Recently, the Philippine Daily Inquirer’s editorial titled Taxing vices (27 August 2011) made this conclusion: “So whether it is to raise taxes or curb vices, this is one piece of legislation that merits serious consideration by Congress. And the time to enact it is now during the current session, when our lawmakers are still not too preoccupied with ensuring their reelection.”
A week earlier (19 August 2011), Inquirer columnist Raul Pangalangan explained through his essay the essential features of the sin tax reform, namely the indexation of the specific tax to inflation, the adoption of a simplified unitary tax, and the removal of the discriminatory price freeze classification for certain tobacco products, where tax rates are pegged at 1996 prices. The Inquirer editorial cited above also discussed these attributes. Professor Pangalangan extends his work to tackle the “legal sophistication of the tobacco industry.”

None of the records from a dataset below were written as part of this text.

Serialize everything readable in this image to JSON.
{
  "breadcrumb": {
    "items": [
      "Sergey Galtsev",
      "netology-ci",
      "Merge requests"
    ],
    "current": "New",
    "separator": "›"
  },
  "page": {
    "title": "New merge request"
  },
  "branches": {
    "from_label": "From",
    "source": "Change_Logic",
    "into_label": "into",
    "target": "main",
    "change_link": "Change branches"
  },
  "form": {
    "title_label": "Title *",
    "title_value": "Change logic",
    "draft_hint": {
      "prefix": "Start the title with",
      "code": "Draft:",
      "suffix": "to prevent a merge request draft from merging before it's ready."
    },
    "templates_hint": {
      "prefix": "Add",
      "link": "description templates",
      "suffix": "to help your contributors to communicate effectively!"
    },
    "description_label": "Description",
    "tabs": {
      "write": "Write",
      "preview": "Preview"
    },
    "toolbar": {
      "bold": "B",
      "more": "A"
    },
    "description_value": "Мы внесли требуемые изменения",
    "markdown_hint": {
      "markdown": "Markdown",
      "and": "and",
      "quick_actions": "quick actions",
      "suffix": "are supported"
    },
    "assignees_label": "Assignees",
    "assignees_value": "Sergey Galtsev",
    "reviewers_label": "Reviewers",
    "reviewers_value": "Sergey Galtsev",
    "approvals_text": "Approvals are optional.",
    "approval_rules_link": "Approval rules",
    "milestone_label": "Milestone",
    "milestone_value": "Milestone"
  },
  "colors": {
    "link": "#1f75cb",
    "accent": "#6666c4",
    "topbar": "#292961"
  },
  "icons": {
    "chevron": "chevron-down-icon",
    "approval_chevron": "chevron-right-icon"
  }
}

The Pangalangan piece was an effective one, if we go by Mao’s statement that to be attacked by the enemy is a good thing. Someone rejoined, through a letter to the editor, which the Inquirer published.
While some pioneering civil society groups have long been campaigning for fairer tax systems, the critical role of tax in achieving development and social justice has often been neglected by civil society in the North and the South. For many, tax is a complex topic, best left to ‘experts’. But this need not be the case.
Tax may appear technical, but it is an issue too critical to bypass. Fair and effective tax collection is essential for raising the revenue to deliver services that citizens need. It is a powerful tool for redistributing wealth within society to address poverty and inequality. And tax is the glue that builds accountability of governments to their citizens.
The toolkit is not intended to be read from cover to cover in one sitting. It is designed to allow you to dip in and read the sections that are most relevant to your level of experience and knowledge, your interests and your context. We hope there’s some useful material here for everyone and that it inspires you to take forward, or start, your tax justice advocacy. Around the world, organisations and networks are demanding tax justice in growing numbers. Together we can create a sea change in tax policy that genuinely benefits those living in poverty and creates a more equitable distribution of resources, North and South.
Last week, Representatives Victor Ortega (1st District La Union) and Eric Singson (2nd District Ilocos Sur) defended tobacco interests, arguing that there is no need to correct the excise tax on tobacco and cigarettes. They repeated the call earlier made by Phillip Nelson, President of Philip Morris and Fortune Tobacco Corp. This if-ain’t-broke-don’t-fix-it argument is wrong. The system is really in shambles: the rates are not keeping up with inflation; some brands are still taxed based on their 1996 prices; and we have a complicated four-rate tax structure.